Robbery is also down in 2023, according to the APD data. Last year, January and February alone saw nearly 400 robberies, the data shows. In 2023, those two months saw fewer than 150 robberies.

Burglary, breaking and entering, and motor vehicle theft have also seen decreases this year, the data shows. Vehicle theft is down 14%, APD says. Burglary – breaking and entering – are down 16%.

Not everything is trending down, however. Vandalism, damage, and larceny offenses are essentially similar to last year. Stolen property offenses are up 11%, according to APD. Weapon violations are up 30%, the data shows.

Narcotics and drug offenses, by far, have seen the biggest increase, the data shows. From January to May of this year, drug and narcotics offenses are up 154% compared to the same time last year, APD’s data shows.

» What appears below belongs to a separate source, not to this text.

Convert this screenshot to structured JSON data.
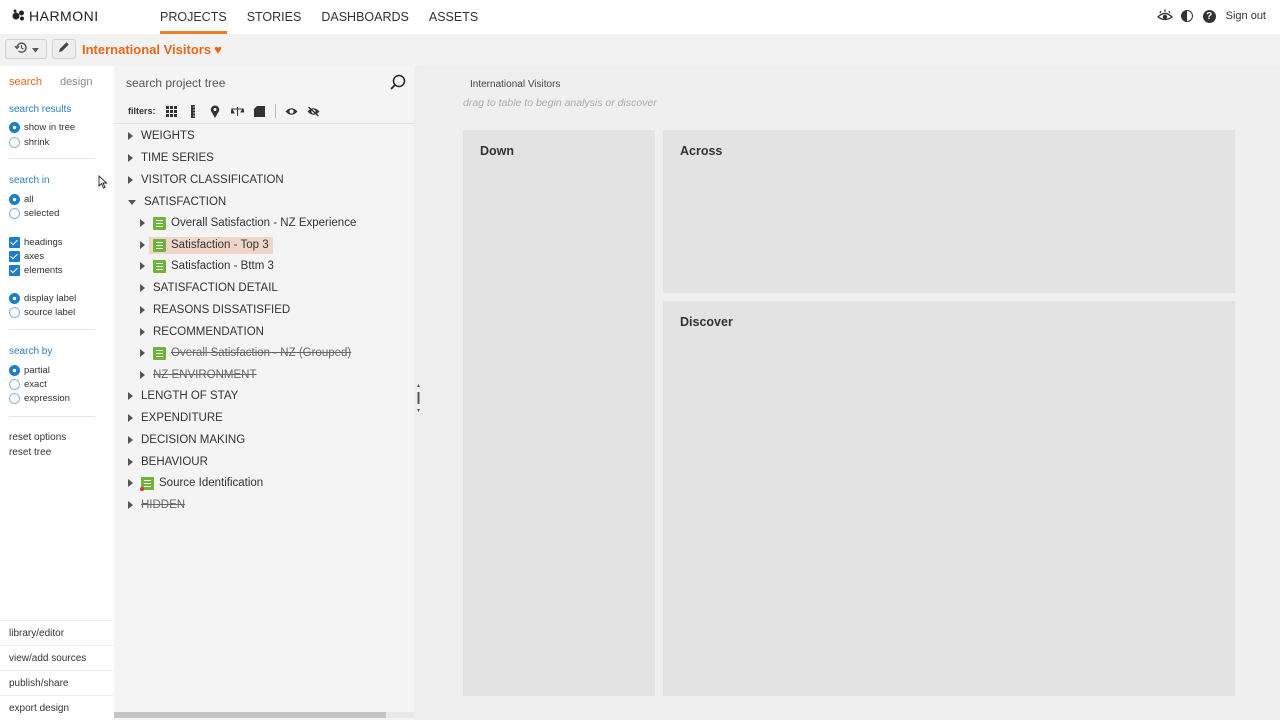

APD Chief Harold Medina said the increase in drug offense numbers doesn’t necessarily mean drug use is exploding on the streets. Rather, the increase is likely a result of more officers proactively tackling drug crimes and new ways to comply with the Department of Justice settlement.

“A simple force handcuffing, you put hands together, in the past that used to result in us losing the officer, sergeant, and the officer who witnessed it for five hours. I mean that’s half a shift,” Medina said. “By shortening it up and bringing in a team that does it now with some of our civilians, the sworn officer isn’t tied up.”

The department also shuffled some officers from the former ‘vice’ squad to focus more on narcotics, Medina said. “To see narcotics arrests and enforcement activities up so much is also a positive sign about the hard work that our officers are doing out in the community,” Medina adds.

Medina also notes that the exact crime numbers should be taken with a grain of salt because they may be re-classified with further investigation. For example, suspicious deaths are often initially labeled as a “homicide” but turn out to be an accidental death or some other cause of death, Medina explained. And some crime categories are often under-reported, Medina said.